Hans Klepper, a service manager at Trane Air Conditioning, is talking shop with a client at the bar. Behind him, Masha and Dasha are already into their fourth round, but Klepper is more interestedin his pint.

"That's not real boxing," Klepper says. He should know. Twelve years ago, he was a boxer in Amsterdam. "In any case, women shouldn't box. I love women. They shouldn't hurt each other."

Interest in the match is flagging. As the Hungarian businessman and his Belgian colleague leave the ringside, Sasha frowns.

"Get these two off," he whispers to the fat referee. "Let's try Oksana and Inga."

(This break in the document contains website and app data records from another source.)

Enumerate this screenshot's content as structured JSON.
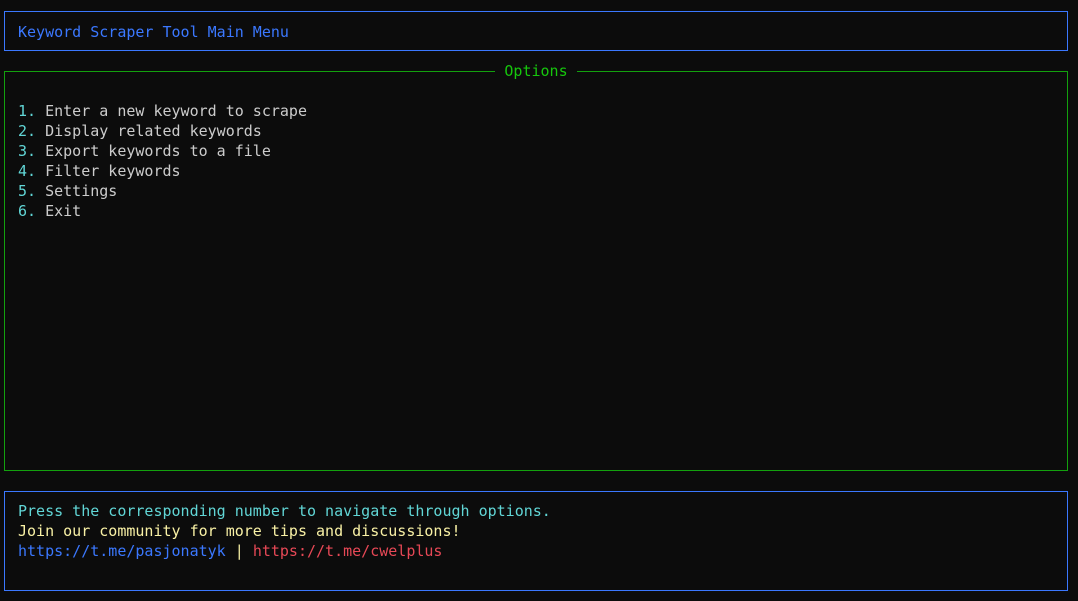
{
  "header": {
    "title": "Keyword Scraper Tool Main Menu"
  },
  "options": {
    "title": "Options",
    "items": [
      {
        "number": "1.",
        "label": "Enter a new keyword to scrape"
      },
      {
        "number": "2.",
        "label": "Display related keywords"
      },
      {
        "number": "3.",
        "label": "Export keywords to a file"
      },
      {
        "number": "4.",
        "label": "Filter keywords"
      },
      {
        "number": "5.",
        "label": "Settings"
      },
      {
        "number": "6.",
        "label": "Exit"
      }
    ]
  },
  "footer": {
    "instruction": "Press the corresponding number to navigate through options.",
    "community": "Join our community for more tips and discussions!",
    "link_1": "https://t.me/pasjonatyk",
    "separator": "|",
    "link_2": "https://t.me/cwelplus"
  },
  "colors": {
    "background": "#0c0c0c",
    "header_border": "#3b78ff",
    "options_border": "#13a10e",
    "options_title": "#16c60c",
    "number_color": "#61d6d6",
    "link_1_color": "#3b78ff",
    "link_2_color": "#e74856",
    "community_color": "#f9f1a5"
  }
}
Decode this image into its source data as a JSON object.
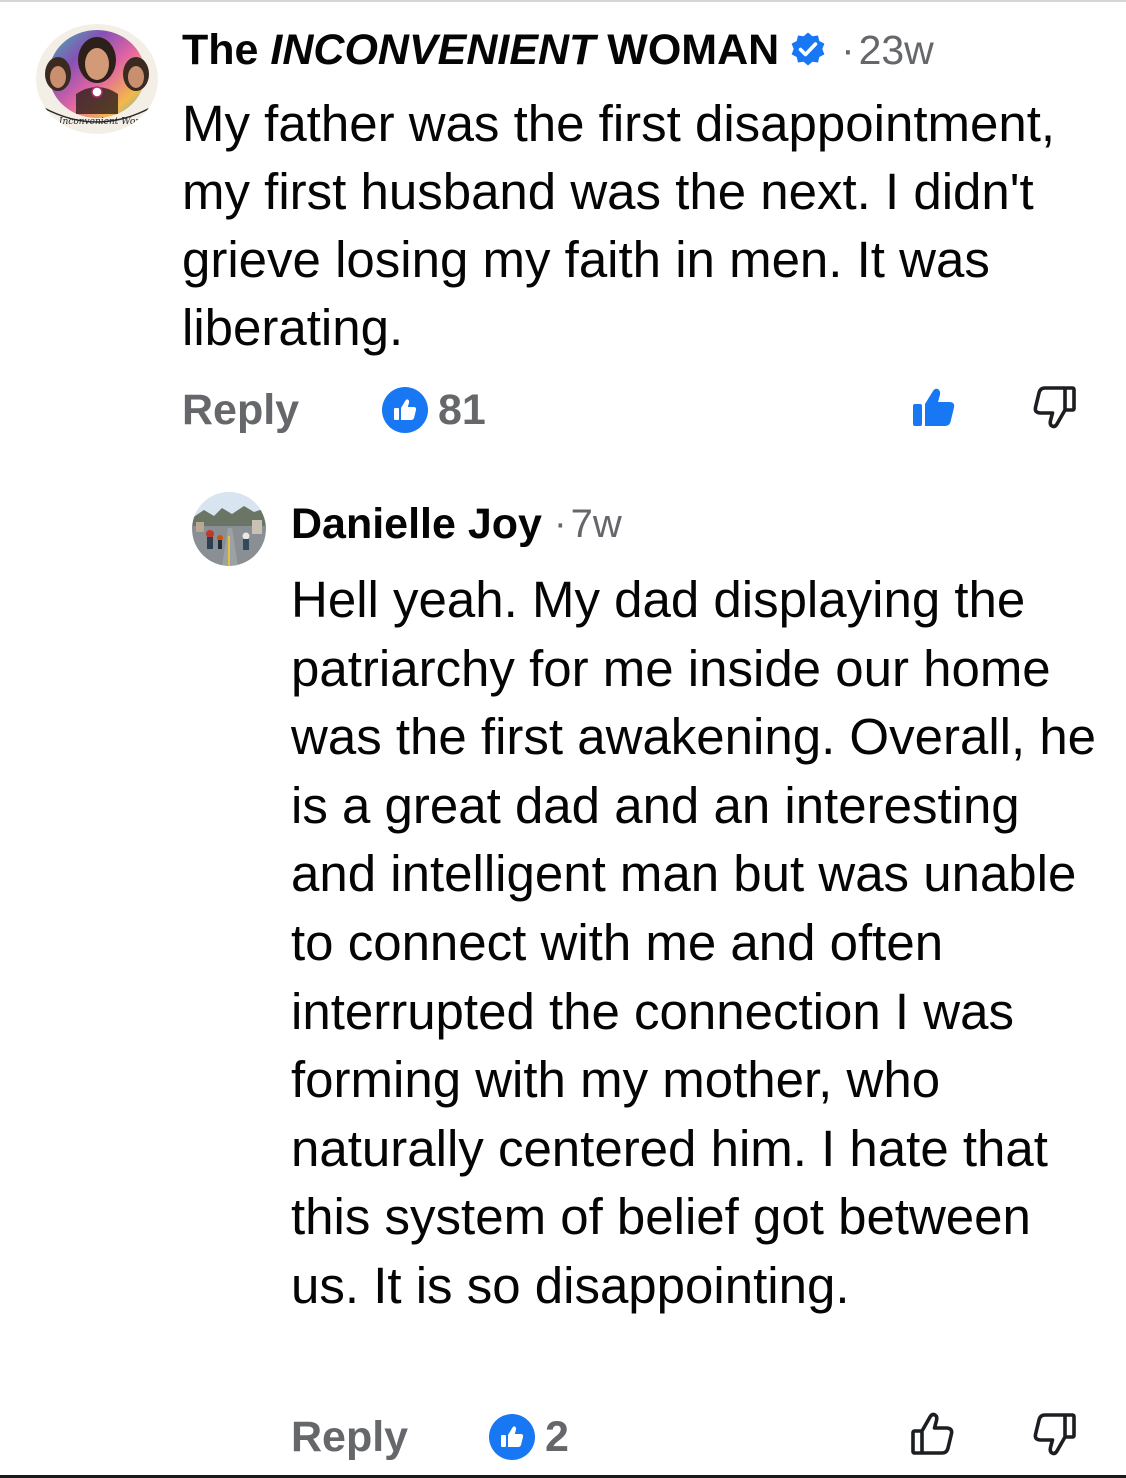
{
  "colors": {
    "primary_text": "#050505",
    "secondary_text": "#65676b",
    "accent_blue": "#1877f2"
  },
  "comment": {
    "author_prefix": "The ",
    "author_emphasis": "INCONVENIENT",
    "author_suffix": " WOMAN",
    "verified_icon": "verified-badge-icon",
    "separator": "·",
    "time": "23w",
    "text": "My father was the first disappointment, my first husband was the next. I didn't grieve losing my faith in men. It was liberating.",
    "reply_label": "Reply",
    "reaction_icon": "like-reaction-icon",
    "reaction_count": "81",
    "like_icon": "thumbs-up-filled-icon",
    "like_active": true,
    "dislike_icon": "thumbs-down-icon",
    "avatar_logo_text": "The Inconvenient Woman"
  },
  "reply": {
    "author": "Danielle Joy",
    "separator": "·",
    "time": "7w",
    "text": "Hell yeah.  My dad displaying the patriarchy for me inside our home was the first awakening. Overall, he is a great dad and an interesting and intelligent man but was unable to connect with me and often interrupted the connection I was forming with my mother, who naturally centered him.  I hate that this system of belief got between us.  It is so disappointing.",
    "reply_label": "Reply",
    "reaction_icon": "like-reaction-icon",
    "reaction_count": "2",
    "like_icon": "thumbs-up-outline-icon",
    "like_active": false,
    "dislike_icon": "thumbs-down-icon"
  }
}
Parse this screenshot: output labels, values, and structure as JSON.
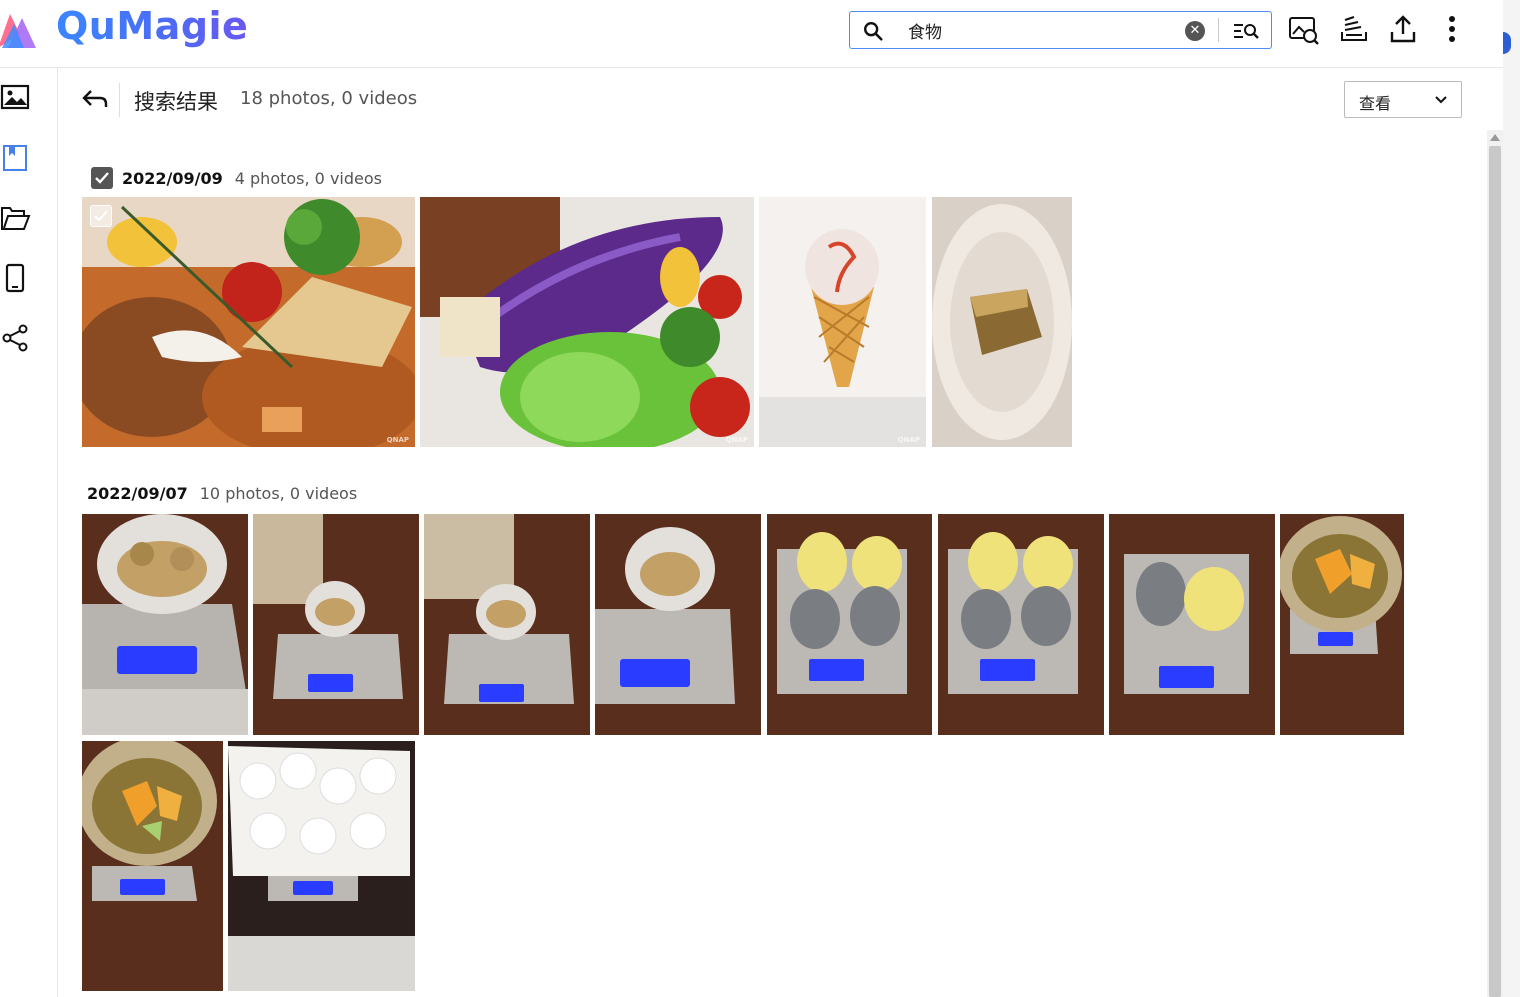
{
  "app": {
    "name": "QuMagie"
  },
  "search": {
    "value": "食物",
    "placeholder": ""
  },
  "header": {
    "title": "搜索结果",
    "count": "18 photos, 0 videos"
  },
  "view_select": {
    "value": "查看"
  },
  "groups": [
    {
      "date": "2022/09/09",
      "count": "4 photos, 0 videos"
    },
    {
      "date": "2022/09/07",
      "count": "10 photos, 0 videos"
    }
  ],
  "watermark": "QNAP",
  "colors": {
    "accent": "#3a86ff",
    "nav_active": "#4a7ee8",
    "lcd": "#2a3cff"
  }
}
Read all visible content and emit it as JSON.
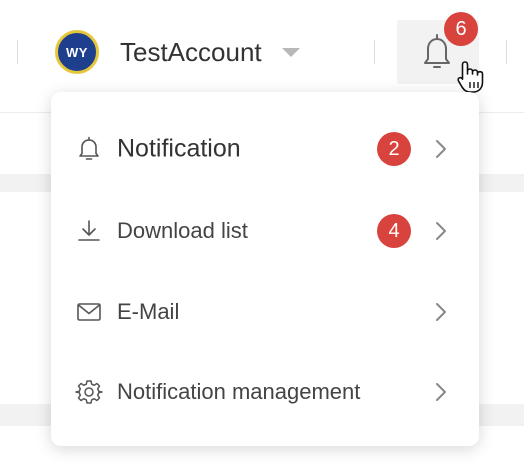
{
  "header": {
    "avatar_initials": "WY",
    "account_name": "TestAccount",
    "notification_count": "6"
  },
  "menu": {
    "items": [
      {
        "label": "Notification",
        "badge": "2",
        "icon": "bell-icon"
      },
      {
        "label": "Download list",
        "badge": "4",
        "icon": "download-icon"
      },
      {
        "label": "E-Mail",
        "badge": "",
        "icon": "mail-icon"
      },
      {
        "label": "Notification management",
        "badge": "",
        "icon": "gear-icon"
      }
    ]
  },
  "colors": {
    "badge": "#d9433e",
    "avatar": "#1d3f8e",
    "avatar_ring": "#e6c73a",
    "text": "#444444"
  }
}
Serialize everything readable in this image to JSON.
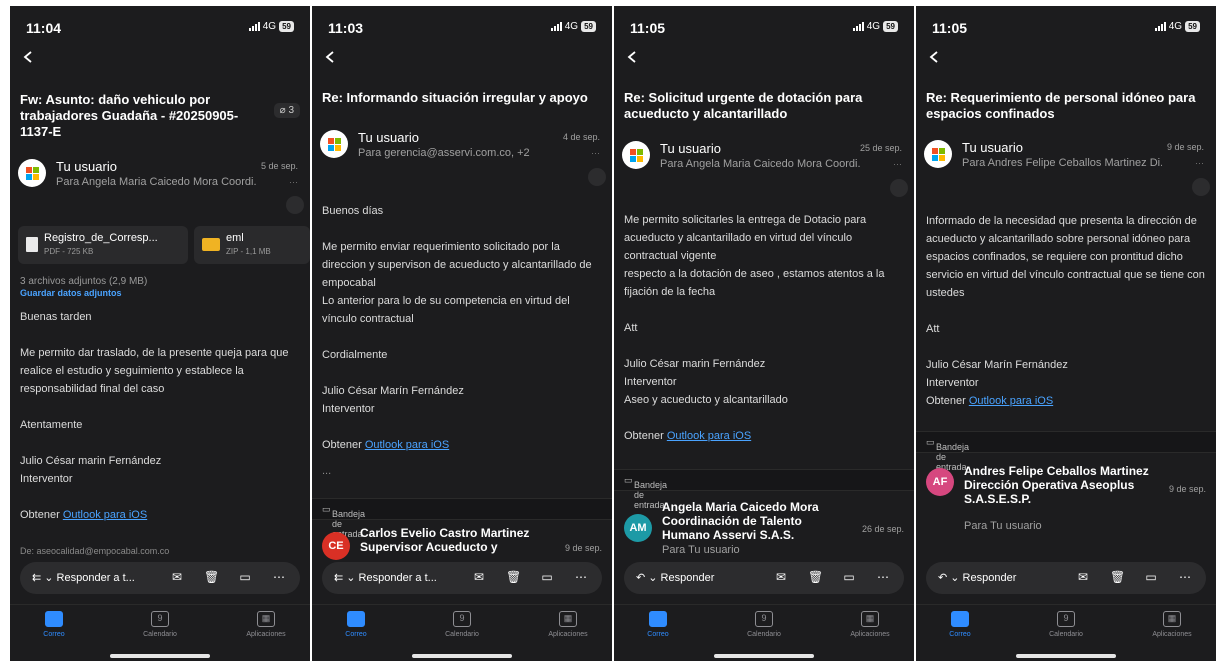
{
  "screens": [
    {
      "time": "11:04",
      "network": "4G",
      "battery": "59",
      "subject": "Fw: Asunto: daño vehiculo por trabajadores Guadaña - #20250905-1137-E",
      "attachment_badge": "3",
      "from": "Tu usuario",
      "to": "Para Angela Maria Caicedo Mora Coordi...",
      "date": "5 de sep.",
      "attachments": [
        {
          "name": "Registro_de_Corresp...",
          "meta": "PDF - 725 KB"
        },
        {
          "name": "eml",
          "meta": "ZIP - 1,1 MB"
        }
      ],
      "attach_count": "3 archivos adjuntos (2,9 MB)",
      "attach_save": "Guardar datos adjuntos",
      "body": {
        "l1": "Buenas tarden",
        "l2": "Me permito dar traslado, de la presente queja para que realice el estudio y seguimiento y establece la responsabilidad final del caso",
        "l3": "Atentamente",
        "l4": "Julio César marin Fernández",
        "l5": "Interventor",
        "l6": "Obtener ",
        "link": "Outlook para iOS",
        "l7": "De: aseocalidad@empocabal.com.co"
      },
      "reply_label": "Responder a t..."
    },
    {
      "time": "11:03",
      "network": "4G",
      "battery": "59",
      "subject": "Re: Informando situación irregular y apoyo",
      "from": "Tu usuario",
      "to": "Para gerencia@asservi.com.co, +2",
      "date": "4 de sep.",
      "body": {
        "l1": "Buenos días",
        "l2": "Me permito enviar requerimiento solicitado por la direccion y supervison de acueducto y alcantarillado de empocabal",
        "l3": "Lo anterior para lo de su competencia en virtud del vínculo contractual",
        "l4": "Cordialmente",
        "l5": "Julio César Marín Fernández",
        "l6": "Interventor",
        "l7": "Obtener ",
        "link": "Outlook para iOS",
        "ellipsis": "..."
      },
      "inbox_label": "Bandeja de entrada",
      "next": {
        "initials": "CE",
        "name": "Carlos Evelio Castro Martinez",
        "role": "Supervisor Acueducto y",
        "date": "9 de sep."
      },
      "reply_label": "Responder a t..."
    },
    {
      "time": "11:05",
      "network": "4G",
      "battery": "59",
      "subject": "Re: Solicitud urgente de dotación para acueducto y alcantarillado",
      "from": "Tu usuario",
      "to": "Para Angela Maria Caicedo Mora Coordi...",
      "date": "25 de sep.",
      "body": {
        "l1": "Me permito solicitarles la entrega de Dotacio para acueducto y alcantarillado en virtud del vínculo contractual vigente",
        "l2": "respecto a la dotación de aseo , estamos atentos a la fijación de la fecha",
        "l3": "Att",
        "l4": "Julio César marin Fernández",
        "l5": "Interventor",
        "l6": "Aseo y acueducto y alcantarillado",
        "l7": "Obtener ",
        "link": "Outlook para iOS"
      },
      "inbox_label": "Bandeja de entrada",
      "next": {
        "initials": "AM",
        "name": "Angela Maria Caicedo Mora Coordinación de Talento Humano Asservi S.A.S.",
        "date": "26 de sep.",
        "to": "Para Tu usuario"
      },
      "reply_label": "Responder"
    },
    {
      "time": "11:05",
      "network": "4G",
      "battery": "59",
      "subject": "Re: Requerimiento de personal idóneo para espacios confinados",
      "from": "Tu usuario",
      "to": "Para Andres Felipe Ceballos Martinez Di...",
      "date": "9 de sep.",
      "body": {
        "l1": "Informado de la necesidad que presenta la dirección de acueducto y alcantarillado sobre personal idóneo para espacios confinados, se requiere con prontitud dicho servicio en virtud del vínculo contractual que se tiene con ustedes",
        "l2": "Att",
        "l3": "Julio César Marín Fernández",
        "l4": "Interventor",
        "l5": "Obtener ",
        "link": "Outlook para iOS"
      },
      "inbox_label": "Bandeja de entrada",
      "next": {
        "initials": "AF",
        "name": "Andres Felipe Ceballos Martinez Dirección Operativa Aseoplus S.A.S.E.S.P.",
        "date": "9 de sep.",
        "to": "Para Tu usuario"
      },
      "reply_label": "Responder"
    }
  ],
  "tabs": {
    "mail": "Correo",
    "calendar": "Calendario",
    "calendar_day": "9",
    "apps": "Aplicaciones"
  },
  "colors": {
    "accent": "#2f8cff",
    "background": "#1c1c1e",
    "link": "#4aa3ff",
    "avatar_ce": "#d93025",
    "avatar_am": "#1d9aa6",
    "avatar_af": "#d6477f"
  },
  "icons": [
    "back-chevron-icon",
    "paperclip-icon",
    "reply-icon",
    "mark-unread-icon",
    "delete-icon",
    "archive-icon",
    "more-icon",
    "mail-icon",
    "calendar-icon",
    "apps-icon",
    "inbox-icon"
  ]
}
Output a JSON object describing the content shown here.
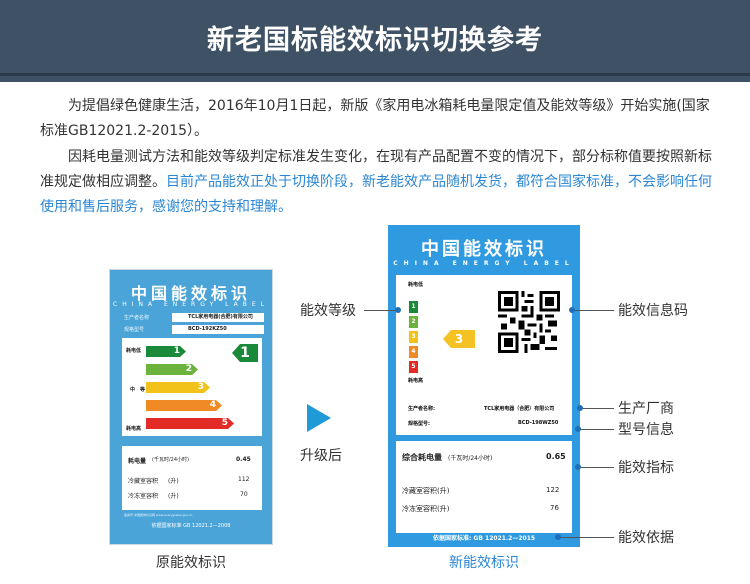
{
  "banner": {
    "title": "新老国标能效标识切换参考"
  },
  "paragraph1": {
    "text": "为提倡绿色健康生活，2016年10月1日起，新版《家用电冰箱耗电量限定值及能效等级》开始实施(国家标准GB12021.2-2015）。"
  },
  "paragraph2": {
    "text_normal": "因耗电量测试方法和能效等级判定标准发生变化，在现有产品配置不变的情况下，部分标称值要按照新标准规定做相应调整。",
    "text_highlight": "目前产品能效正处于切换阶段，新老能效产品随机发货，都符合国家标准，不会影响任何使用和售后服务，感谢您的支持和理解。"
  },
  "colors": {
    "banner": "#3f5165",
    "highlight": "#2b87d3",
    "label_blue": "#2f9ae0",
    "arrow": "#1f9ad6"
  },
  "old_label": {
    "title": "中国能效标识",
    "subtitle": "CHINA ENERGY LABEL",
    "manufacturer_key": "生产者名称",
    "manufacturer_val": "TCL家用电器(合肥)有限公司",
    "model_key": "规格型号",
    "model_val": "BCD-192KZ50",
    "low_label": "耗电低",
    "mid_label": "中　等",
    "high_label": "耗电高",
    "grades": [
      "1",
      "2",
      "3",
      "4",
      "5"
    ],
    "current_grade": "1",
    "consumption_label": "耗电量",
    "consumption_unit": "(千瓦时/24小时)",
    "consumption_val": "0.45",
    "fridge_label": "冷藏室容积",
    "fridge_unit": "(升)",
    "fridge_val": "112",
    "freezer_label": "冷冻室容积",
    "freezer_unit": "(升)",
    "freezer_val": "70",
    "small_text": "备案号 中国能效标识网 www.energylabel.gov.cn",
    "footer": "依据国家标准  GB 12021.2—2008",
    "caption": "原能效标识"
  },
  "transition": {
    "label": "升级后"
  },
  "new_label": {
    "title": "中国能效标识",
    "subtitle": "CHINA ENERGY LABEL",
    "low_label": "耗电低",
    "high_label": "耗电高",
    "grades": [
      "1",
      "2",
      "3",
      "4",
      "5"
    ],
    "current_grade": "3",
    "manufacturer_key": "生产者名称:",
    "manufacturer_val": "TCL家用电器（合肥）有限公司",
    "model_key": "规格型号:",
    "model_val": "BCD-198WZ50",
    "consumption_label": "综合耗电量",
    "consumption_unit": "(千瓦时/24小时)",
    "consumption_val": "0.65",
    "fridge_label": "冷藏室容积(升)",
    "fridge_val": "122",
    "freezer_label": "冷冻室容积(升)",
    "freezer_val": "76",
    "footer": "依据国家标准: GB 12021.2—2015",
    "caption": "新能效标识"
  },
  "callouts": {
    "grade": "能效等级",
    "qr": "能效信息码",
    "manufacturer": "生产厂商",
    "model": "型号信息",
    "metrics": "能效指标",
    "basis": "能效依据"
  }
}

If this were Phat Phong, Bangkok's red-light district, the girls would be hemmed in by tourists, who would climb the walls for a better view. But this is Moscow, the girls half-think they are in the competition to win, and the nightclubbers are, frankly, bored.

"I've been here once before when they had boxing," says Dido Harran, a Lebanese student in his final year at the First Medical Institute. "It's sort of exotica, but the girls should be better at what they are doing. They aren't getting into it enough."

At the climax of the show, Sasha pits Inga against one of the girls from behind the bar. This time, however, it isn't a predetermined match. The bargirl is three times Inga's weight, has thighs like Arnold Schwarzenegger and clearly wants the title.

The crowds stirs to watch the fight.

"Come on, girls," shouts the fat referee. "Are you going to bite each other? Hey, everyone out there, do you think they should bite each other?"

The boxers lined up on the bench behind him, makeup smudged across their faces, cheer for Inga. Sasha is bouncing on the balls of his feet. Only now is he beginning to relax.

In the ring, Schwarzenegger holds Inga in a half nelson. She tries to kick back, but the grip is too tight. Schwarzenegger pushes her onto the floor and punches hard.

"Shall we call it a day?" the referee asks Sasha. He muses for a moment. "Wait," he says. "Let's give it a couple more minutes."

Afterward, the girls file back down to the basement and climb into their ordinary clothes. The youngest of them get paid 30 to 40 rubles ($5 to $7) a night.

"Sasha says it all depends on how active the audience is," says Masha.As they gather up their bags and head for the last metro, Sasha pats each of them on the shoulder.

"Good work, girls," he tells them, pulling on a long, black overcoat. "Sleep well, and see you all next time."